This money goes to maintain the Cuban medical system. So it is a form of subsidizing the Cuban healthcare system, which I think makes eminent sense. For the number of countries that pay for medical services, there is a sliding scale. Some countries can afford to pay. Arab countries have a lot of petro-dollars that they use. Angola, South Africa are fairly wealthy, they can pay. But if you go to countries such as Gambia or Niger, you will see that – if they do pay – they will pay significantly less.

CS: Before the recent political changes in Latin America, healthcare was Cuba’s number one export. Do you have any comment about the future economic potential of healthcare exports for Cuba?

Cuban doctors at a tent hospital in Lombardy, Italy.

JK: I think this remains an area of tremendous potential for Cuba, as is biotechnology. The political winds have changed, bringing about an end to the pink tide and beginning a blue wave of very conservative governments in Latin America. This had a tremendously negative impact on Cuba’s potential for exporting medical services. A lot depends on the governments that are in power in Latin America, and how much they value the health of their populations.

The government of Brazil under Bolsonaro is a good example. It refused to consider the continuity of Cuban medical personnel, and as we know about 8 per cent of the Cuban medical personnel remained in Brazil, and about 8,000 returned to Cuba. In Argentina right now there is a debate going on as to whether they want to invite Cuban medical personnel, but it all depends on the political winds.

I would argue that the country that needs the greatest amount of Cuban medical care is the United States. I’m not holding my breath that President Trump will invite in the Henry Reeve Brigade. But clearly, underserved populations in the United States, people who cannot afford private healthcare and who are not part of the population that can receive state-assisted medical care – they deserve medical care, and the Henry Reeve Brigade could provide that. This is obviously not going to happen. In synthesis, it depends on the political winds that are blowing at any particular time and the magnitude of threat to the public health in individual countries.

The World Health Organization needs to be bolstered. I think that this pandemic might be a wake-up call to the international community that we need to have medical personnel on standby. Ebola affected West Africa more than anybody else, it didn’t affect Europe and North America the way it affected West Africa.

Now that the coronavirus is affecting the Global North, this could be a very useful wake-up call. Under these circumstances, nobody offers the potential for having on standby a medical army as does Cuba. So the potential for Cuba in the future, if the international community has the will, can be quite great.

CS: How about longer-term programs – do you think wealthy countries such as Canada, Italy, Spain, France, Germany could become ‘customers’ of Cuba?

JK: It’s very difficult to ascertain the degree to which countries in the Global North are ready to accept the idea of a small country – 11.2 million people where the average salary for a doctor is $60 a month – being able to help. I think there’s a superiority complex in many countries of the Global North, and that will make it very difficult for those countries to accept that Cuba can support them. Portugal has started to experiment with Cuban doctors, and the results seem to be positive. Several Arab countries are using their services, and that is going very well.

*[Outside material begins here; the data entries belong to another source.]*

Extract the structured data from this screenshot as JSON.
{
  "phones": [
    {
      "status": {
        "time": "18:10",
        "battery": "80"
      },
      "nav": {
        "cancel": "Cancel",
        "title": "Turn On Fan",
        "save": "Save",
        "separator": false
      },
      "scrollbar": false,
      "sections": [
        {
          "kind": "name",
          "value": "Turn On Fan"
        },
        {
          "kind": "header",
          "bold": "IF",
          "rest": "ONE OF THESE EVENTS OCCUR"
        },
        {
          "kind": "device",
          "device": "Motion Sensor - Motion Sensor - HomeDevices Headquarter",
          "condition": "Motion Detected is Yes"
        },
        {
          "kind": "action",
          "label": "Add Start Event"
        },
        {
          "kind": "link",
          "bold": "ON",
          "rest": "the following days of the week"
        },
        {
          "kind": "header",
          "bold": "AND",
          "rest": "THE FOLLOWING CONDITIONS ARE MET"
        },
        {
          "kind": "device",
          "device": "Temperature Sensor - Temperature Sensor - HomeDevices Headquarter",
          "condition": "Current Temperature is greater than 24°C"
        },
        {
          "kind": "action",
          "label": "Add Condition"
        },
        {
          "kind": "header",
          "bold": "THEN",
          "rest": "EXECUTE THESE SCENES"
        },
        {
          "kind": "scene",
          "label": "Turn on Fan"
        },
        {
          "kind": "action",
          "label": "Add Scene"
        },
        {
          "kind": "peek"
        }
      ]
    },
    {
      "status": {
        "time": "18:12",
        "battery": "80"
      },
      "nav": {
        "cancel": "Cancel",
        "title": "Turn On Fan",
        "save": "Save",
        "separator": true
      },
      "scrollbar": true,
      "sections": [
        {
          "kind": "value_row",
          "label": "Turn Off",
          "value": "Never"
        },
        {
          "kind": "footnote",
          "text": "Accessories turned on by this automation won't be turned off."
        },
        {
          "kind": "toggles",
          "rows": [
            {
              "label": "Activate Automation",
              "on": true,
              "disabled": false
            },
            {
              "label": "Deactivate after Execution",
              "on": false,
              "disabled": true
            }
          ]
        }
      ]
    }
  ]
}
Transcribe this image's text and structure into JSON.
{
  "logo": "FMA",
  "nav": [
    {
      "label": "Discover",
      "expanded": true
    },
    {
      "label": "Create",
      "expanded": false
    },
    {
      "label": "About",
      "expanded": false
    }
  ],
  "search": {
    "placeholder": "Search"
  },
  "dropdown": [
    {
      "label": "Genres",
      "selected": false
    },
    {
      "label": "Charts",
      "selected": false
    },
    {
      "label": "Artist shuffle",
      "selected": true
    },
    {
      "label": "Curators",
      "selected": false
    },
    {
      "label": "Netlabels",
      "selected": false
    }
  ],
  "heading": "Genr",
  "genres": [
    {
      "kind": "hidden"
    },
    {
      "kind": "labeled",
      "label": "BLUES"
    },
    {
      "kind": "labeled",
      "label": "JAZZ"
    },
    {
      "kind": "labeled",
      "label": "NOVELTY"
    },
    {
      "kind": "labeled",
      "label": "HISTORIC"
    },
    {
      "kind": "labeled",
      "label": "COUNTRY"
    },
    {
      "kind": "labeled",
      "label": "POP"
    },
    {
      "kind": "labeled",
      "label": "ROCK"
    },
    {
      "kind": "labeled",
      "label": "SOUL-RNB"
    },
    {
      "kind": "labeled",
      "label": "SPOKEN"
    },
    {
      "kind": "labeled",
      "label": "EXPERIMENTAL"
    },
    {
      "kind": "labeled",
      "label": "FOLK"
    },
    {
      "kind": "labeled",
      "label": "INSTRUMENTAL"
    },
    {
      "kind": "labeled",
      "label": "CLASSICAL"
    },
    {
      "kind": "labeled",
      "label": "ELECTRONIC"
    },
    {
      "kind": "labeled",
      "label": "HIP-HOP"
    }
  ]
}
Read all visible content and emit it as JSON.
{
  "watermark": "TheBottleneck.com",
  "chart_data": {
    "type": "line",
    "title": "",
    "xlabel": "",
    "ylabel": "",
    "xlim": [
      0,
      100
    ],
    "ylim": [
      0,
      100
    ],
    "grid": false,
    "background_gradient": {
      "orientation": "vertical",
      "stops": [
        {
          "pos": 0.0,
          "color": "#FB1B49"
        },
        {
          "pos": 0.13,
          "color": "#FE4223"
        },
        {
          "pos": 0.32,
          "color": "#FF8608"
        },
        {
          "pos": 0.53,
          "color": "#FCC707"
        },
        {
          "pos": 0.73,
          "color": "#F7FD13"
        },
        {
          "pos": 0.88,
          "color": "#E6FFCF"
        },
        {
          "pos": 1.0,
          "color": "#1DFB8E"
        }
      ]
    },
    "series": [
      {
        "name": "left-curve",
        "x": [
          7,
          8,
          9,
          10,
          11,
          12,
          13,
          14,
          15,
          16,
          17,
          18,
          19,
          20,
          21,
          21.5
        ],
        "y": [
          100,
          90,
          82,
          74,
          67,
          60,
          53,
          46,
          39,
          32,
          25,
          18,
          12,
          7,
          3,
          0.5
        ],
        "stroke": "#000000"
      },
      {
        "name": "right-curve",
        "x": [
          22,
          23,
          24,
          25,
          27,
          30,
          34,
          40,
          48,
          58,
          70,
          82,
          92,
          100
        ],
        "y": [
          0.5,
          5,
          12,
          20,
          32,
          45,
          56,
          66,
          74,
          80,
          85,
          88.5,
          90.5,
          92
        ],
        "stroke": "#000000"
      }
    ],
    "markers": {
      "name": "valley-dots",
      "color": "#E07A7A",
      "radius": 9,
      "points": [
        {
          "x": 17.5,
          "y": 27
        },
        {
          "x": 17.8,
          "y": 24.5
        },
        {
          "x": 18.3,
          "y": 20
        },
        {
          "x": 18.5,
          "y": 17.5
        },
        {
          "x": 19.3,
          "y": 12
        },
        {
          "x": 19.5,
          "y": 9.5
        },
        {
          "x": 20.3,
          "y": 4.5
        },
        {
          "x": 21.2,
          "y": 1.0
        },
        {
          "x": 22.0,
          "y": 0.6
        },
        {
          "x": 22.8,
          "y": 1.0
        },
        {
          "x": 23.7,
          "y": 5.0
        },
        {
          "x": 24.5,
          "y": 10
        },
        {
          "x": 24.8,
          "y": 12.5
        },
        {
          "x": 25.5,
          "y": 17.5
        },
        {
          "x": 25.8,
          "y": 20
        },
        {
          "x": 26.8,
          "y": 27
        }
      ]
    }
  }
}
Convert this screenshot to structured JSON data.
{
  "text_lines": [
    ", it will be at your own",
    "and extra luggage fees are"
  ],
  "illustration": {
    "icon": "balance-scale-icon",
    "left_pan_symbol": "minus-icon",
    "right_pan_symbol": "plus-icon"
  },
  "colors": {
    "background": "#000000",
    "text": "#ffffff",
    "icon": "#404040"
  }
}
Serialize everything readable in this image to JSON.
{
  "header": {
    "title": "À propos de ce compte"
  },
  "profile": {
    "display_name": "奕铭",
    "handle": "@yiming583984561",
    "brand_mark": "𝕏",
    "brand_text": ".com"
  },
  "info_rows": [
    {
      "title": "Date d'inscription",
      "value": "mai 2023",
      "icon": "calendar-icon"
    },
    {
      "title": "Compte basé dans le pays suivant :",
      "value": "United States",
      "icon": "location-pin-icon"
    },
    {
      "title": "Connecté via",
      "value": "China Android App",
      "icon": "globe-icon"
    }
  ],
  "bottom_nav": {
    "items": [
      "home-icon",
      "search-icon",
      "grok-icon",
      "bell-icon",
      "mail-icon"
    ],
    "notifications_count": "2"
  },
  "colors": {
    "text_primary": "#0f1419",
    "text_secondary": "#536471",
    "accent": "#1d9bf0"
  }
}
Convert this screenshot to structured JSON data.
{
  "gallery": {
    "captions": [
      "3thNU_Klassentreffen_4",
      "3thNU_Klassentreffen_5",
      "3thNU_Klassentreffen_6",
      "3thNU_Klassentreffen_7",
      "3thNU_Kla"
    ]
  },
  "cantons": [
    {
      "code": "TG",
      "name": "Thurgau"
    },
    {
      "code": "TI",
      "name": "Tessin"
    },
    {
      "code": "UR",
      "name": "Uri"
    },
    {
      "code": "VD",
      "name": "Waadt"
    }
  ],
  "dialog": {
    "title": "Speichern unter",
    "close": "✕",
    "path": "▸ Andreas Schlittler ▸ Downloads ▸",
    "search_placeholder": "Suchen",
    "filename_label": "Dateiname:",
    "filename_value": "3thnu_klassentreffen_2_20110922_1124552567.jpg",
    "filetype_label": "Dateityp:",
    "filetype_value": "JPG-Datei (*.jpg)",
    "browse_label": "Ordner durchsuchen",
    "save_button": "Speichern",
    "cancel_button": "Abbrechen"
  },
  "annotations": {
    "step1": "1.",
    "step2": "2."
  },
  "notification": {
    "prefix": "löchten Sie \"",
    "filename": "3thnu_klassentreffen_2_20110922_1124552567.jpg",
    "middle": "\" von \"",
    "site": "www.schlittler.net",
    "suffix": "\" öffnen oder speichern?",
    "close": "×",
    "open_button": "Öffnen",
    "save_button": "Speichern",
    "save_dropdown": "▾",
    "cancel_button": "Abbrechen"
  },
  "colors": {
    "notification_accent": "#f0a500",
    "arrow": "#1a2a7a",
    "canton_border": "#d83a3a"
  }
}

The potential is there. It’s a question of whether countries in the Global North can recognize the potential of the Cuban model. The jury is out on that, but I think the experiment in Italy and Andorra, and maybe other European countries coming on board, will assist them. •

This interview was first published on the Cuba Standard website April 1st, 2020.

The Canadian Network on Cuba has launched an aid campaign. For more information to help support these efforts see: Cuba’s Contribution to World Fight Against COVID-19.

John Kirk is professor at the Latin America program of Dalhousie University in Nova Scotia.